* REQUIRED WORK *
For each line below that holds the string "such", add one to a tally; report that tally alone.
= = =
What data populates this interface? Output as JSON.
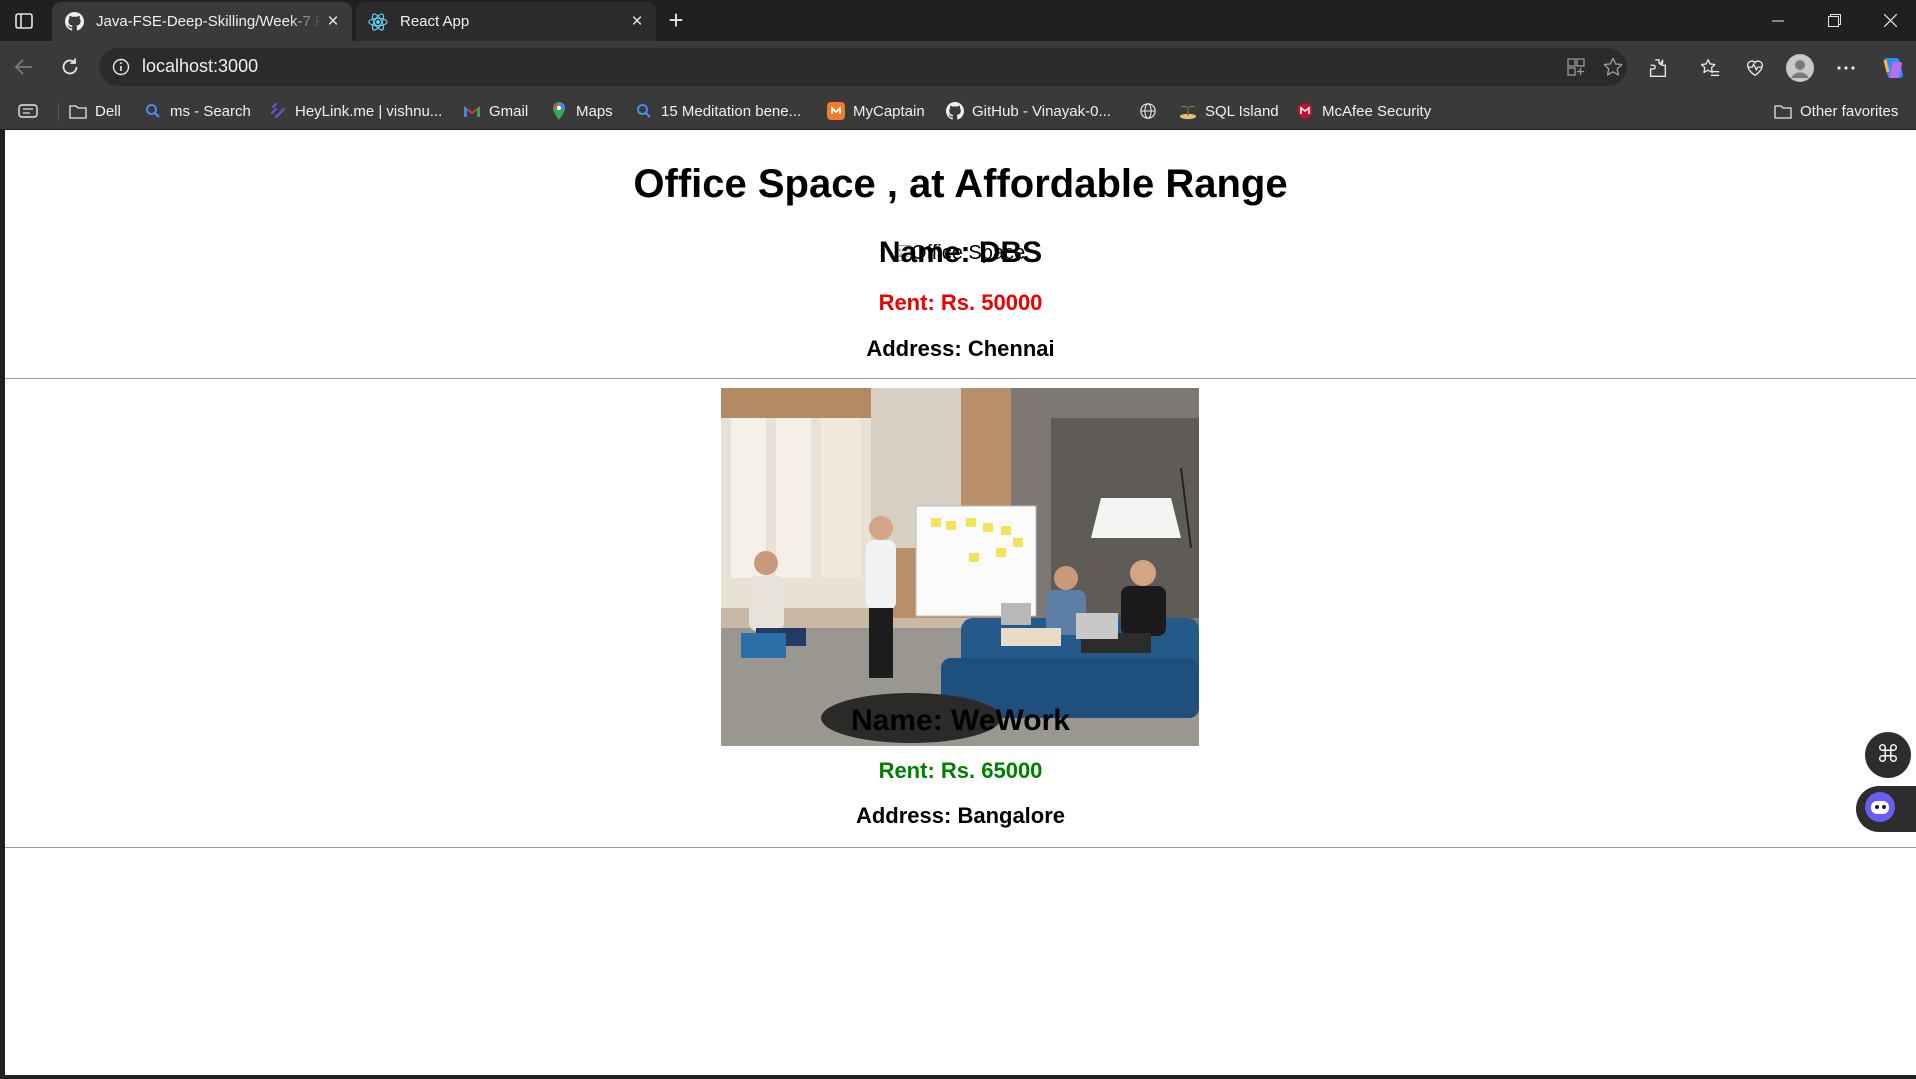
{
  "browser": {
    "tabs": [
      {
        "title": "Java-FSE-Deep-Skilling/Week-7 R",
        "favicon": "github-icon",
        "active": true
      },
      {
        "title": "React App",
        "favicon": "react-icon",
        "active": false
      }
    ],
    "url": "localhost:3000",
    "bookmarks": [
      {
        "label": "Dell",
        "icon": "folder-icon"
      },
      {
        "label": "ms - Search",
        "icon": "search-icon"
      },
      {
        "label": "HeyLink.me | vishnu...",
        "icon": "heylink-icon"
      },
      {
        "label": "Gmail",
        "icon": "gmail-icon"
      },
      {
        "label": "Maps",
        "icon": "maps-icon"
      },
      {
        "label": "15 Meditation bene...",
        "icon": "search-icon"
      },
      {
        "label": "MyCaptain",
        "icon": "mycaptain-icon"
      },
      {
        "label": "GitHub - Vinayak-0...",
        "icon": "github-icon"
      },
      {
        "label": "",
        "icon": "globe-icon"
      },
      {
        "label": "SQL Island",
        "icon": "sql-island-icon"
      },
      {
        "label": "McAfee Security",
        "icon": "mcafee-icon"
      }
    ],
    "other_favorites": "Other favorites"
  },
  "page": {
    "title": "Office Space , at Affordable Range",
    "broken_image_alt": "Office Space",
    "offices": [
      {
        "name": "Name: DBS",
        "rent": "Rent: Rs. 50000",
        "address": "Address: Chennai",
        "rent_color": "#ee0000",
        "image_loaded": false
      },
      {
        "name": "Name: WeWork",
        "rent": "Rent: Rs. 65000",
        "address": "Address: Bangalore",
        "rent_color": "#008000",
        "image_loaded": true
      }
    ]
  },
  "colors": {
    "chrome_dark": "#202020",
    "toolbar": "#3a3a3a",
    "rent_high": "#ee0000",
    "rent_low": "#008000"
  }
}
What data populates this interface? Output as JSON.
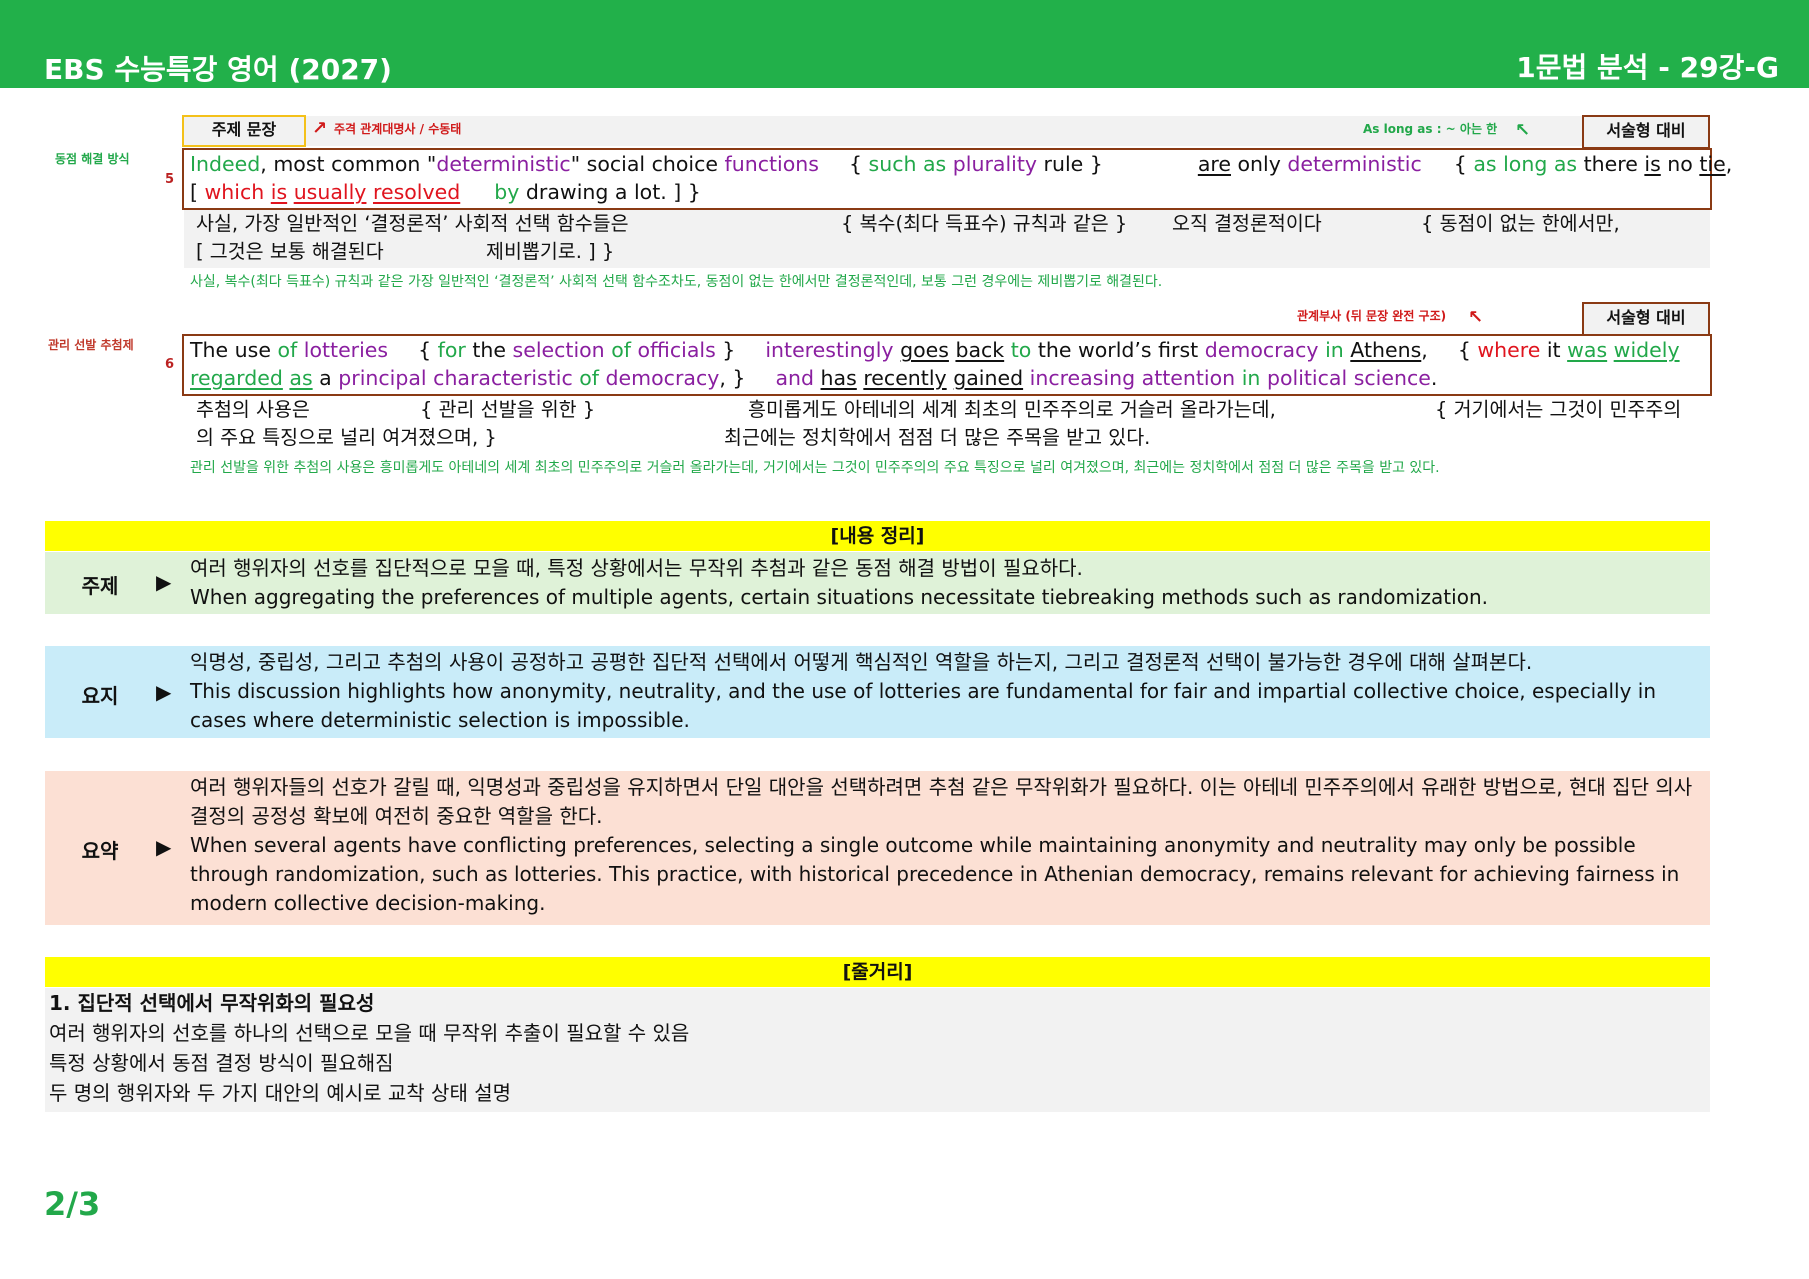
{
  "header": {
    "title_left": "EBS 수능특강 영어 (2027)",
    "title_right": "1문법 분석 - 29강-G"
  },
  "tags": {
    "topic_sentence": "주제 문장",
    "essay_prep": "서술형 대비",
    "note_relative": "주격 관계대명사 / 수동태",
    "note_aslongas": "As long as : ~ 아는 한",
    "note_reladverb": "관계부사 (뒤 문장 완전 구조)"
  },
  "s5": {
    "side": "동점 해결 방식",
    "num": "5",
    "en": {
      "p1": "Indeed",
      "p2": ", most common \"",
      "p3": "deterministic",
      "p4": "\" social choice ",
      "p5": "functions",
      "p6": "{ ",
      "p7": "such as",
      "p8": " ",
      "p9": "plurality",
      "p10": " rule }",
      "p11": "are",
      "p12": " only ",
      "p13": "deterministic",
      "p14": "{ ",
      "p15": "as long as",
      "p16": " there ",
      "p17": "is",
      "p18": " no ",
      "p19": "tie",
      "p20": ",",
      "p21": "[ ",
      "p22": "which",
      "p23": " ",
      "p24": "is",
      "p25": " ",
      "p26": "usually",
      "p27": " ",
      "p28": "resolved",
      "p29": "by",
      "p30": " drawing a lot. ] }"
    },
    "ko": {
      "a": "사실, 가장 일반적인 ‘결정론적’ 사회적 선택 함수들은",
      "b": "{ 복수(최다 득표수) 규칙과 같은 }",
      "c": "오직 결정론적이다",
      "d": "{ 동점이 없는 한에서만,",
      "e": "[ 그것은 보통 해결된다",
      "f": "제비뽑기로. ] }"
    },
    "free": "사실, 복수(최다 득표수) 규칙과 같은 가장 일반적인 ‘결정론적’ 사회적 선택 함수조차도, 동점이 없는 한에서만 결정론적인데, 보통 그런 경우에는 제비뽑기로 해결된다."
  },
  "s6": {
    "side": "관리 선발 추첨제",
    "num": "6",
    "en": {
      "p1": "The use ",
      "p2": "of",
      "p3": " ",
      "p4": "lotteries",
      "p5": "{ ",
      "p6": "for",
      "p7": " the ",
      "p8": "selection",
      "p9": " ",
      "p10": "of",
      "p11": " ",
      "p12": "officials",
      "p13": " }",
      "p14": "interestingly",
      "p15": " ",
      "p16": "goes",
      "p17": " ",
      "p18": "back",
      "p19": " ",
      "p20": "to",
      "p21": " the world’s first ",
      "p22": "democracy",
      "p23": " ",
      "p24": "in",
      "p25": " ",
      "p26": "Athens",
      "p27": ",",
      "p28": "{ ",
      "p29": "where",
      "p30": " it ",
      "p31": "was",
      "p32": " ",
      "p33": "widely",
      "p34": "regarded",
      "p35": " ",
      "p36": "as",
      "p37": " a ",
      "p38": "principal",
      "p39": " ",
      "p40": "characteristic",
      "p41": " ",
      "p42": "of",
      "p43": " ",
      "p44": "democracy",
      "p45": ", }",
      "p46": "and",
      "p47": " ",
      "p48": "has",
      "p49": " ",
      "p50": "recently",
      "p51": " ",
      "p52": "gained",
      "p53": " ",
      "p54": "increasing",
      "p55": " ",
      "p56": "attention",
      "p57": " ",
      "p58": "in",
      "p59": " ",
      "p60": "political",
      "p61": " ",
      "p62": "science",
      "p63": "."
    },
    "ko": {
      "a": "추첨의 사용은",
      "b": "{ 관리 선발을 위한 }",
      "c": "흥미롭게도 아테네의 세계 최초의 민주주의로 거슬러 올라가는데,",
      "d": "{ 거기에서는 그것이 민주주의",
      "e": "의 주요 특징으로 널리 여겨졌으며, }",
      "f": "최근에는 정치학에서 점점 더 많은 주목을 받고 있다."
    },
    "free": "관리 선발을 위한 추첨의 사용은 흥미롭게도 아테네의 세계 최초의 민주주의로 거슬러 올라가는데, 거기에서는 그것이 민주주의의 주요 특징으로 널리 여겨졌으며, 최근에는 정치학에서 점점 더 많은 주목을 받고 있다."
  },
  "summary": {
    "heading": "[내용 정리]",
    "arrow": "▶",
    "topic": {
      "label": "주제",
      "ko": "여러 행위자의 선호를 집단적으로 모을 때, 특정 상황에서는 무작위 추첨과 같은 동점 해결 방법이 필요하다.",
      "en": "When aggregating the preferences of multiple agents, certain situations necessitate tiebreaking methods such as randomization.",
      "bg": "#dff2d8"
    },
    "gist": {
      "label": "요지",
      "ko": "익명성, 중립성, 그리고 추첨의 사용이 공정하고 공평한 집단적 선택에서 어떻게 핵심적인 역할을 하는지, 그리고 결정론적 선택이 불가능한 경우에 대해 살펴본다.",
      "en": "This discussion highlights how anonymity, neutrality, and the use of lotteries are fundamental for fair and impartial collective choice, especially in cases where deterministic selection is impossible.",
      "bg": "#c9ecf9"
    },
    "abstract": {
      "label": "요약",
      "ko": "여러 행위자들의 선호가 갈릴 때, 익명성과 중립성을 유지하면서 단일 대안을 선택하려면 추첨 같은 무작위화가 필요하다. 이는 아테네 민주주의에서 유래한 방법으로, 현대 집단 의사결정의 공정성 확보에 여전히 중요한 역할을 한다.",
      "en": "When several agents have conflicting preferences, selecting a single outcome while maintaining anonymity and neutrality may only be possible through randomization, such as lotteries. This practice, with historical precedence in Athenian democracy, remains relevant for achieving fairness in modern collective decision-making.",
      "bg": "#fce0d4"
    }
  },
  "story": {
    "heading": "[줄거리]",
    "title": "1. 집단적 선택에서 무작위화의 필요성",
    "lines": [
      "여러 행위자의 선호를 하나의 선택으로 모을 때 무작위 추출이 필요할 수 있음",
      "특정 상황에서 동점 결정 방식이 필요해짐",
      "두 명의 행위자와 두 가지 대안의 예시로 교착 상태 설명"
    ]
  },
  "page": "2/3",
  "colors": {
    "brand_green": "#22b04a",
    "highlight_yellow": "#ffff00",
    "box_brown": "#8a3a14",
    "tag_yellow": "#f4c11a"
  }
}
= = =
* SOLUTION TO THIS EXERCISE *
3